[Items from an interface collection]
___
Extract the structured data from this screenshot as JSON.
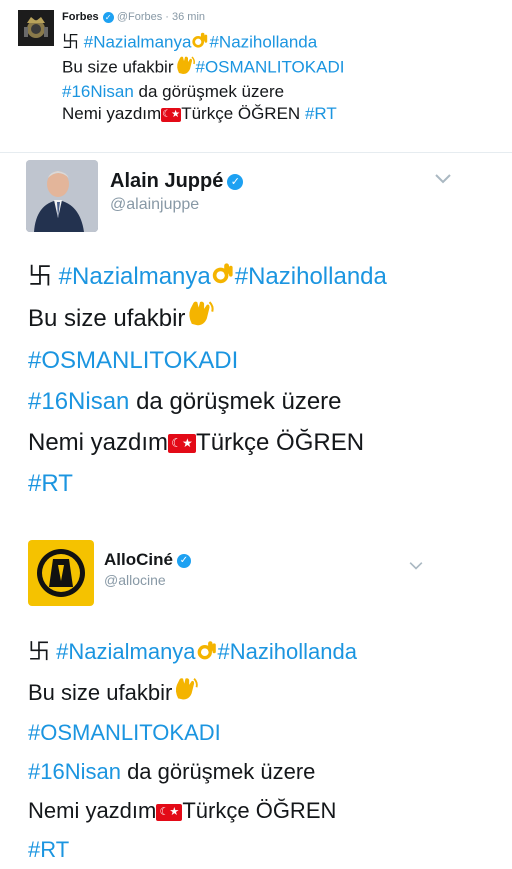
{
  "forbes": {
    "name": "Forbes",
    "handle": "@Forbes",
    "time": "· 36 min",
    "line1": {
      "swastika": "卐",
      "tag1": "#Nazialmanya",
      "tag2": "#Nazihollanda"
    },
    "line2": {
      "text": "Bu size ufakbir",
      "tag": "#OSMANLITOKADI"
    },
    "line3": {
      "tag": "#16Nisan",
      "text": " da görüşmek üzere"
    },
    "line4": {
      "text1": "Nemi yazdım",
      "text2": "Türkçe ÖĞREN ",
      "tag": "#RT"
    }
  },
  "juppe": {
    "name": "Alain Juppé",
    "handle": "@alainjuppe",
    "chevron": "⌄",
    "line1": {
      "swastika": "卐",
      "tag1": "#Nazialmanya",
      "tag2": "#Nazihollanda"
    },
    "line2": {
      "text": "Bu size ufakbir"
    },
    "line3": {
      "tag": "#OSMANLITOKADI"
    },
    "line4": {
      "tag": "#16Nisan",
      "text": " da görüşmek üzere"
    },
    "line5": {
      "text1": "Nemi yazdım",
      "text2": "Türkçe ÖĞREN"
    },
    "line6": {
      "tag": "#RT"
    }
  },
  "allocine": {
    "name": "AlloCiné",
    "handle": "@allocine",
    "chevron": "⌄",
    "line1": {
      "swastika": "卐",
      "tag1": "#Nazialmanya",
      "tag2": "#Nazihollanda"
    },
    "line2": {
      "text": "Bu size ufakbir"
    },
    "line3": {
      "tag": "#OSMANLITOKADI"
    },
    "line4": {
      "tag": "#16Nisan",
      "text": " da görüşmek üzere"
    },
    "line5": {
      "text1": "Nemi yazdım",
      "text2": "Türkçe ÖĞREN"
    },
    "line6": {
      "tag": "#RT"
    }
  },
  "icons": {
    "verified": "✓",
    "ok_hand": "ok-hand-emoji",
    "wave": "waving-hand-emoji",
    "flag": "turkey-flag-emoji"
  },
  "colors": {
    "hashtag": "#1b95e0",
    "verified": "#1da1f2",
    "allocine_yellow": "#f5c200"
  }
}
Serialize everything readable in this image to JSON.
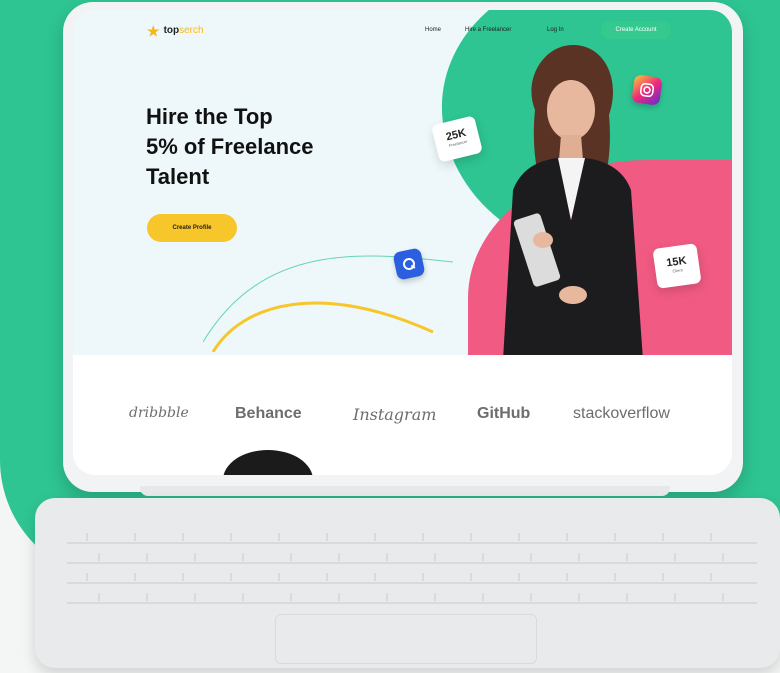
{
  "nav": {
    "logo_main": "top",
    "logo_sub": "serch",
    "home": "Home",
    "hire": "Hire a Freelancer",
    "login": "Log In",
    "create_account": "Create Account"
  },
  "hero": {
    "headline_line1": "Hire the Top",
    "headline_line2": "5% of Freelance",
    "headline_line3": "Talent",
    "cta": "Create Profile"
  },
  "cards": {
    "freelancers_value": "25K",
    "freelancers_label": "Freelancer",
    "clients_value": "15K",
    "clients_label": "Client"
  },
  "brands": [
    "dribbble",
    "Behance",
    "Instagram",
    "GitHub",
    "stackoverflow"
  ],
  "colors": {
    "green": "#2ec592",
    "pink": "#f05a83",
    "yellow": "#f7c62a",
    "blue": "#2b5fe0"
  },
  "icons": [
    "star-logo-icon",
    "instagram-icon",
    "app-icon"
  ]
}
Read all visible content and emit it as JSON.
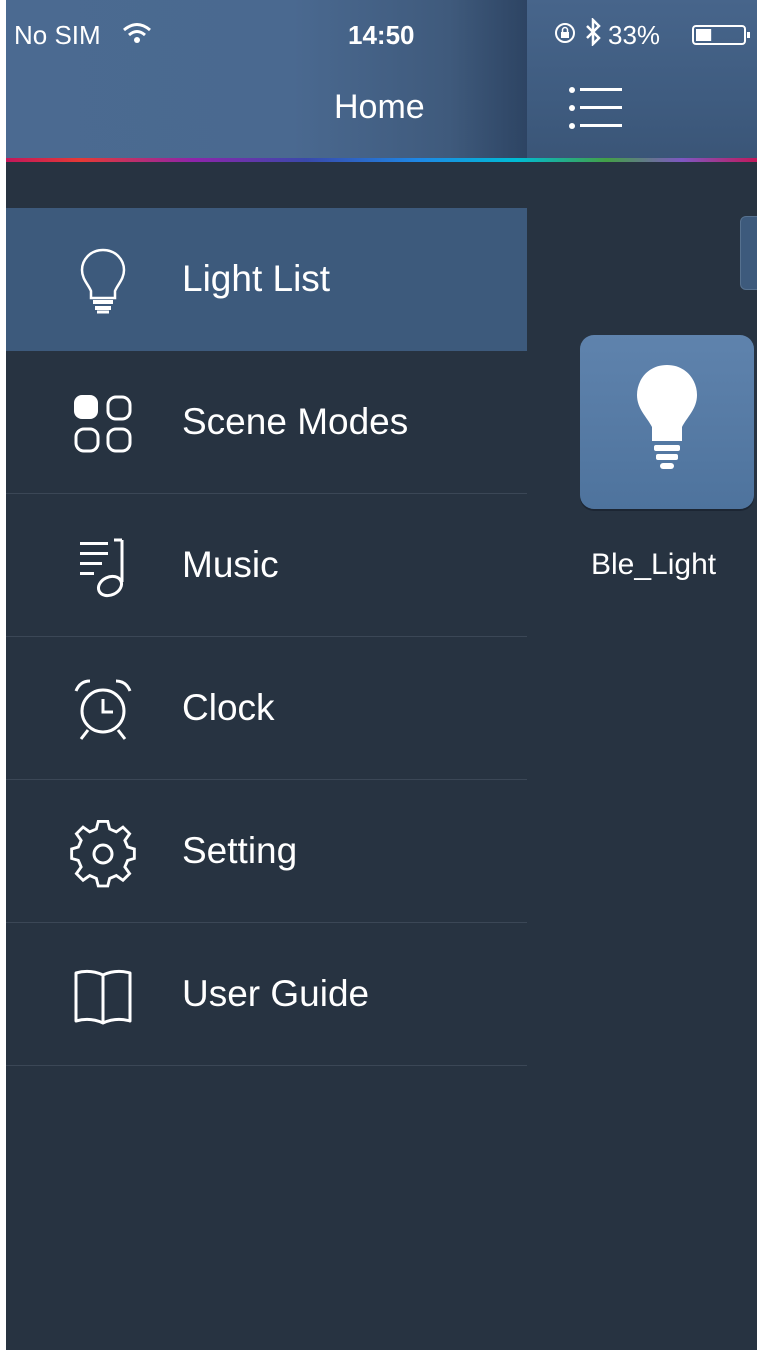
{
  "status_bar": {
    "carrier": "No SIM",
    "time": "14:50",
    "battery_percent": "33%",
    "battery_level": 0.33
  },
  "header": {
    "title": "Home",
    "menu_icon": "list-menu-icon"
  },
  "sidebar": {
    "items": [
      {
        "label": "Light List",
        "icon": "lightbulb-icon",
        "active": true
      },
      {
        "label": "Scene Modes",
        "icon": "grid-icon",
        "active": false
      },
      {
        "label": "Music",
        "icon": "music-note-icon",
        "active": false
      },
      {
        "label": "Clock",
        "icon": "alarm-clock-icon",
        "active": false
      },
      {
        "label": "Setting",
        "icon": "gear-icon",
        "active": false
      },
      {
        "label": "User Guide",
        "icon": "book-icon",
        "active": false
      }
    ]
  },
  "main": {
    "lights": [
      {
        "name": "Ble_Light",
        "icon": "lightbulb-filled-icon"
      }
    ]
  },
  "colors": {
    "background": "#273341",
    "header": "#4a6990",
    "active_item": "#3d5a7c",
    "tile": "#5a7ea8"
  }
}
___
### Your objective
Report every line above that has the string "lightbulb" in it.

### Answer to this exercise
        "icon": "lightbulb-icon",
        "icon": "lightbulb-filled-icon"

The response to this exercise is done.